Data for the task START

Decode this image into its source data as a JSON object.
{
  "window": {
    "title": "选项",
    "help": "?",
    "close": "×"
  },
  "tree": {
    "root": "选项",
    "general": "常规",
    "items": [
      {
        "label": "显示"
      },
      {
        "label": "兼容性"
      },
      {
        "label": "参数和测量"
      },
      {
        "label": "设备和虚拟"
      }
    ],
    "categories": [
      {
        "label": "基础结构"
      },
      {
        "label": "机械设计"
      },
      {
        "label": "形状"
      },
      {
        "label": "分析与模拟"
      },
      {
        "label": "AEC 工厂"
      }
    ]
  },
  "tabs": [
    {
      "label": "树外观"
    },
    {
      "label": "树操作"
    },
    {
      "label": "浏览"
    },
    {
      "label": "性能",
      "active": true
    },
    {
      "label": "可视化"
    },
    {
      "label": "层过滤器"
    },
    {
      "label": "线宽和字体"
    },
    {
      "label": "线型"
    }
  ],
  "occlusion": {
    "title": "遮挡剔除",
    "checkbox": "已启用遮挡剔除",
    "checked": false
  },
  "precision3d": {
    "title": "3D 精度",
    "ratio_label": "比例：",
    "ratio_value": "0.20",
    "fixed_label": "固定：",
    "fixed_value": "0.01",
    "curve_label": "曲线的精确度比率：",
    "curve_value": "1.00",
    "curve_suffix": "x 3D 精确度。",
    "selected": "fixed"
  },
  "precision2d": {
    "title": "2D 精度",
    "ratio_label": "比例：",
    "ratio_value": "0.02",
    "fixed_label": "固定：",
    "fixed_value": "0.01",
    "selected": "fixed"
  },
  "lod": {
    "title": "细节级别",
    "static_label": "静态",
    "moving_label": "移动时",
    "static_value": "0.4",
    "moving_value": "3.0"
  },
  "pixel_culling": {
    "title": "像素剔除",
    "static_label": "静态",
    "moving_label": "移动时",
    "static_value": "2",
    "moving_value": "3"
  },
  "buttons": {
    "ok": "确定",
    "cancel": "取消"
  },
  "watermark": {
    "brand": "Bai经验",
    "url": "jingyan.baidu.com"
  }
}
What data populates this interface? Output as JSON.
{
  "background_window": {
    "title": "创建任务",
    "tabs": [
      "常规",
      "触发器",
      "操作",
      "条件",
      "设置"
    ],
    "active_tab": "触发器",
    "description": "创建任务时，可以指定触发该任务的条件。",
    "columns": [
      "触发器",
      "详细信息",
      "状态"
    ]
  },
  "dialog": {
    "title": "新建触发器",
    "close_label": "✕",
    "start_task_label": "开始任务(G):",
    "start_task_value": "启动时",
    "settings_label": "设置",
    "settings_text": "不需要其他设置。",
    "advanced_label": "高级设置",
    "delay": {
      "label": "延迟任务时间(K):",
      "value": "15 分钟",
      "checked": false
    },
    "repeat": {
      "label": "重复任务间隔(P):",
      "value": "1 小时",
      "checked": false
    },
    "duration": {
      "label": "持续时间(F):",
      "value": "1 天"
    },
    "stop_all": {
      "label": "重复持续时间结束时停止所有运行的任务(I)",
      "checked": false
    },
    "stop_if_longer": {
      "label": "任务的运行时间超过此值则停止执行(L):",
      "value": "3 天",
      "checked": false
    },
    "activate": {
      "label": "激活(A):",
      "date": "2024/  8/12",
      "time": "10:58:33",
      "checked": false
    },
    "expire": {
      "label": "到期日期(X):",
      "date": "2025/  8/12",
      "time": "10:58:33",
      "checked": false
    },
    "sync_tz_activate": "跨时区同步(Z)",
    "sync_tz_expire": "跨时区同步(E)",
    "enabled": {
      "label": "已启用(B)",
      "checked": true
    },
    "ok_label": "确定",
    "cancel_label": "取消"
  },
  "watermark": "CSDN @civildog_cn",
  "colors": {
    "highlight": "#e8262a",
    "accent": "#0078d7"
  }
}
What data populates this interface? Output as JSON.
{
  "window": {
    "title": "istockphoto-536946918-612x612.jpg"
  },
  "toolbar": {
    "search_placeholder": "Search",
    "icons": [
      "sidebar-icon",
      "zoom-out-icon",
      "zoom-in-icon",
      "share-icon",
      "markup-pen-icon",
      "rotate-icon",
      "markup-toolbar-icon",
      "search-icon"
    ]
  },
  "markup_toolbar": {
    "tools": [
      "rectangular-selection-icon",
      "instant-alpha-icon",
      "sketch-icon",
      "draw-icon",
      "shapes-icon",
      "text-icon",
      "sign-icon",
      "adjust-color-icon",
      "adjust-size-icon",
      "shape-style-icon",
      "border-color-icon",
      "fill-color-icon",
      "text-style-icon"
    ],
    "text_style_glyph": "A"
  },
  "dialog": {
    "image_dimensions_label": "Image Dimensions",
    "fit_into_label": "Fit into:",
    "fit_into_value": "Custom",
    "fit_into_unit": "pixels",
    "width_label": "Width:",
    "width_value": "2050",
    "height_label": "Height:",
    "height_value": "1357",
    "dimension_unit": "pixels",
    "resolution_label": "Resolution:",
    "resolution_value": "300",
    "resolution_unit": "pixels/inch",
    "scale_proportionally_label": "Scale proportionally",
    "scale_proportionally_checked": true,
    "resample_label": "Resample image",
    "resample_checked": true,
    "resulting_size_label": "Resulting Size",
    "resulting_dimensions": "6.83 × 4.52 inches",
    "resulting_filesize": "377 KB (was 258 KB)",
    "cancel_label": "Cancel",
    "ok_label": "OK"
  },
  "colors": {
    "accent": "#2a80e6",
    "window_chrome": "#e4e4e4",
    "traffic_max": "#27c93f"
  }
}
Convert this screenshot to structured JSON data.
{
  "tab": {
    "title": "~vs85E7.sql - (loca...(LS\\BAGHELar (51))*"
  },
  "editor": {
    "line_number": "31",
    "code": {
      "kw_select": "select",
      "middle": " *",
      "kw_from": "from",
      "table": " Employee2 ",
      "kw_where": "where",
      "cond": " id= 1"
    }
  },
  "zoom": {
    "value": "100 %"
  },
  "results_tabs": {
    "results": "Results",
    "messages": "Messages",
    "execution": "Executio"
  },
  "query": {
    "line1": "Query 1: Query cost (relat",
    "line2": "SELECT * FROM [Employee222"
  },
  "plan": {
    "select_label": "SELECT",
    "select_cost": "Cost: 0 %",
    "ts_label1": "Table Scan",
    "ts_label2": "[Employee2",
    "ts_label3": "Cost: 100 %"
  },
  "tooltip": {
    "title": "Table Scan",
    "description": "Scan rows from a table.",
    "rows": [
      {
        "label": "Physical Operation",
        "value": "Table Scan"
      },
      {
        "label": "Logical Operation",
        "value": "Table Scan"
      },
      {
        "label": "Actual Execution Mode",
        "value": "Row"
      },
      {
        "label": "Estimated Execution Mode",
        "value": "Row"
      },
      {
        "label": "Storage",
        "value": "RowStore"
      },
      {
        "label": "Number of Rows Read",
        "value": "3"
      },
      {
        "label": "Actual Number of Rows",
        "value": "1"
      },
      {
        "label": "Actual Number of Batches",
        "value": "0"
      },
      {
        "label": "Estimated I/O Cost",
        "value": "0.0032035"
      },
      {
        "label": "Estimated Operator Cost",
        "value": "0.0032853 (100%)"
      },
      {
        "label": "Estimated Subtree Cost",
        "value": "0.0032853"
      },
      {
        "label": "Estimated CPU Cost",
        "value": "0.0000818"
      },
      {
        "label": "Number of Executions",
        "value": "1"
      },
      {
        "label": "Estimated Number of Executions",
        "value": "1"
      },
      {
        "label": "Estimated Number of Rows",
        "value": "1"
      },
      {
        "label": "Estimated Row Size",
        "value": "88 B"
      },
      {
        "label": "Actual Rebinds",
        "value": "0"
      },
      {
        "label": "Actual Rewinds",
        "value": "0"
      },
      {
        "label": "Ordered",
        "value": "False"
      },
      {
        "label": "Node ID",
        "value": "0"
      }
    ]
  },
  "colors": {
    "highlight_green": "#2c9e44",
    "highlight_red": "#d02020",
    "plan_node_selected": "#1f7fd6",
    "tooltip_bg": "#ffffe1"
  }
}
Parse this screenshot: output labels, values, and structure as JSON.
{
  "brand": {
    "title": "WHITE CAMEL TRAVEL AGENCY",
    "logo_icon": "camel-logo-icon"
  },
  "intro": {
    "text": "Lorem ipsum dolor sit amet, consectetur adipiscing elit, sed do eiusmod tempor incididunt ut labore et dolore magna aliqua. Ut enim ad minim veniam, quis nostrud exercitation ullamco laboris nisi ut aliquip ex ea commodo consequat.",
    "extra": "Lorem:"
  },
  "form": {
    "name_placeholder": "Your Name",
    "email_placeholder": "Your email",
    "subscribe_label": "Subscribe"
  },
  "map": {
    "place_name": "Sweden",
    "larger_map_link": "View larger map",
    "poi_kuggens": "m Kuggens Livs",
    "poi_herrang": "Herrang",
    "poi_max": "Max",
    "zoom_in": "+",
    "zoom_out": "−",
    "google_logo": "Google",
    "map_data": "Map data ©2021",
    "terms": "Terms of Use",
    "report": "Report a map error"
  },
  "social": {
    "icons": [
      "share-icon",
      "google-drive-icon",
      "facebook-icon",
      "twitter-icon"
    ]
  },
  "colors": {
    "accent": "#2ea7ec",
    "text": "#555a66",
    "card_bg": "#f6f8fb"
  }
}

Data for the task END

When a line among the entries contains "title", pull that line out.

**Task output:**
    "title": "选项",
    "title": "遮挡剔除",
    "title": "3D 精度",
    "title": "2D 精度",
    "title": "细节级别",
    "title": "像素剔除",
    "title": "创建任务",
    "title": "新建触发器",
    "title": "istockphoto-536946918-612x612.jpg"
    "title": "~vs85E7.sql - (loca...(LS\\BAGHELar (51))*"
    "title": "Table Scan",
    "title": "WHITE CAMEL TRAVEL AGENCY",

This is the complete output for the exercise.